» Data provided:
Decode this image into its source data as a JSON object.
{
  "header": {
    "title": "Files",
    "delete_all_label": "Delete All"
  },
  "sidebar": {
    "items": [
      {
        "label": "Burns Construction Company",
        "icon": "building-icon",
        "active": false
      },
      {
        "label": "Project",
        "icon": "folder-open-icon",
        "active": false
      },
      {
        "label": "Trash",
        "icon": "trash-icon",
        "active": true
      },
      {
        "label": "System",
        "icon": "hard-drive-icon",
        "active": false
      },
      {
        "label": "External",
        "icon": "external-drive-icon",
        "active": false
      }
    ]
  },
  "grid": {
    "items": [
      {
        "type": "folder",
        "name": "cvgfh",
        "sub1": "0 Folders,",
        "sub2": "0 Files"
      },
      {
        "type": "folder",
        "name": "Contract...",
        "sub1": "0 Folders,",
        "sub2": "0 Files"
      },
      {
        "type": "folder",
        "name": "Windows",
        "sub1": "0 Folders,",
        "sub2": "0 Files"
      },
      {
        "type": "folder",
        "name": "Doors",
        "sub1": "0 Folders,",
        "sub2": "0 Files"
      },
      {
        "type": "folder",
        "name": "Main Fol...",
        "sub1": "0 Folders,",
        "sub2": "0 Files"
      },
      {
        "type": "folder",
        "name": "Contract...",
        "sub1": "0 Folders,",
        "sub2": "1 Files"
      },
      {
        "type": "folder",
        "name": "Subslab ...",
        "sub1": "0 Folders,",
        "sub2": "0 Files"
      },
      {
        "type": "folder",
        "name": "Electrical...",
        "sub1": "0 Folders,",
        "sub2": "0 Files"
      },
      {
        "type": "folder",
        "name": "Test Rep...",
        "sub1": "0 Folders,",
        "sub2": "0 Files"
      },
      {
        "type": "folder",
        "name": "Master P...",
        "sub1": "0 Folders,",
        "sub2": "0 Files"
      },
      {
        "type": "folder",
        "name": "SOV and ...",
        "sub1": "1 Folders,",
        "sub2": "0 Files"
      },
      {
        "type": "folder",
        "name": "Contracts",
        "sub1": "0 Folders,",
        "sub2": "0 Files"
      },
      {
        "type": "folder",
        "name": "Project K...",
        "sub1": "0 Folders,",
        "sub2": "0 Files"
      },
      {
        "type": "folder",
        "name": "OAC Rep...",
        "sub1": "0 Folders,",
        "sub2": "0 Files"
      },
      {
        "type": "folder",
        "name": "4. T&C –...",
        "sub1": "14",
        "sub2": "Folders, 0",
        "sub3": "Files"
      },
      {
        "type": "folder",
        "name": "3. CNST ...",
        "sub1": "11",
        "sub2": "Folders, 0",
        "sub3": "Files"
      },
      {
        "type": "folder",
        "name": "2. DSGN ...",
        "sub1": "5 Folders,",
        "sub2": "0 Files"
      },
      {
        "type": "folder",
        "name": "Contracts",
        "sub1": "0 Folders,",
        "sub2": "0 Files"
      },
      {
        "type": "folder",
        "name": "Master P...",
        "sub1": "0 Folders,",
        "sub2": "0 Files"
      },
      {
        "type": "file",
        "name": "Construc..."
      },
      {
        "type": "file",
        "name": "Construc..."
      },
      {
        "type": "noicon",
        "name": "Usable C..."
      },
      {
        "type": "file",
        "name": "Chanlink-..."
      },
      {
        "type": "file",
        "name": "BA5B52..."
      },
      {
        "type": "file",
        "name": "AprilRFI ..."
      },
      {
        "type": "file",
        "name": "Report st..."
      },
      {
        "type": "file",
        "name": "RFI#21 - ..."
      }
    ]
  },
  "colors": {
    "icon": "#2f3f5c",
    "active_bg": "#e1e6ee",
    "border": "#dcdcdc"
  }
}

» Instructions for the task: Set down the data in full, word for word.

» Result of this exercise:
Decode this image into its source data as a JSON object.
{
  "header": {
    "title": "Files",
    "delete_all_label": "Delete All"
  },
  "sidebar": {
    "items": [
      {
        "label": "Burns Construction Company",
        "icon": "building-icon",
        "active": false
      },
      {
        "label": "Project",
        "icon": "folder-open-icon",
        "active": false
      },
      {
        "label": "Trash",
        "icon": "trash-icon",
        "active": true
      },
      {
        "label": "System",
        "icon": "hard-drive-icon",
        "active": false
      },
      {
        "label": "External",
        "icon": "external-drive-icon",
        "active": false
      }
    ]
  },
  "grid": {
    "items": [
      {
        "type": "folder",
        "name": "cvgfh",
        "sub1": "0 Folders,",
        "sub2": "0 Files"
      },
      {
        "type": "folder",
        "name": "Contract...",
        "sub1": "0 Folders,",
        "sub2": "0 Files"
      },
      {
        "type": "folder",
        "name": "Windows",
        "sub1": "0 Folders,",
        "sub2": "0 Files"
      },
      {
        "type": "folder",
        "name": "Doors",
        "sub1": "0 Folders,",
        "sub2": "0 Files"
      },
      {
        "type": "folder",
        "name": "Main Fol...",
        "sub1": "0 Folders,",
        "sub2": "0 Files"
      },
      {
        "type": "folder",
        "name": "Contract...",
        "sub1": "0 Folders,",
        "sub2": "1 Files"
      },
      {
        "type": "folder",
        "name": "Subslab ...",
        "sub1": "0 Folders,",
        "sub2": "0 Files"
      },
      {
        "type": "folder",
        "name": "Electrical...",
        "sub1": "0 Folders,",
        "sub2": "0 Files"
      },
      {
        "type": "folder",
        "name": "Test Rep...",
        "sub1": "0 Folders,",
        "sub2": "0 Files"
      },
      {
        "type": "folder",
        "name": "Master P...",
        "sub1": "0 Folders,",
        "sub2": "0 Files"
      },
      {
        "type": "folder",
        "name": "SOV and ...",
        "sub1": "1 Folders,",
        "sub2": "0 Files"
      },
      {
        "type": "folder",
        "name": "Contracts",
        "sub1": "0 Folders,",
        "sub2": "0 Files"
      },
      {
        "type": "folder",
        "name": "Project K...",
        "sub1": "0 Folders,",
        "sub2": "0 Files"
      },
      {
        "type": "folder",
        "name": "OAC Rep...",
        "sub1": "0 Folders,",
        "sub2": "0 Files"
      },
      {
        "type": "folder",
        "name": "4. T&C –...",
        "sub1": "14",
        "sub2": "Folders, 0",
        "sub3": "Files"
      },
      {
        "type": "folder",
        "name": "3. CNST ...",
        "sub1": "11",
        "sub2": "Folders, 0",
        "sub3": "Files"
      },
      {
        "type": "folder",
        "name": "2. DSGN ...",
        "sub1": "5 Folders,",
        "sub2": "0 Files"
      },
      {
        "type": "folder",
        "name": "Contracts",
        "sub1": "0 Folders,",
        "sub2": "0 Files"
      },
      {
        "type": "folder",
        "name": "Master P...",
        "sub1": "0 Folders,",
        "sub2": "0 Files"
      },
      {
        "type": "file",
        "name": "Construc..."
      },
      {
        "type": "file",
        "name": "Construc..."
      },
      {
        "type": "noicon",
        "name": "Usable C..."
      },
      {
        "type": "file",
        "name": "Chanlink-..."
      },
      {
        "type": "file",
        "name": "BA5B52..."
      },
      {
        "type": "file",
        "name": "AprilRFI ..."
      },
      {
        "type": "file",
        "name": "Report st..."
      },
      {
        "type": "file",
        "name": "RFI#21 - ..."
      }
    ]
  },
  "colors": {
    "icon": "#2f3f5c",
    "active_bg": "#e1e6ee",
    "border": "#dcdcdc"
  }
}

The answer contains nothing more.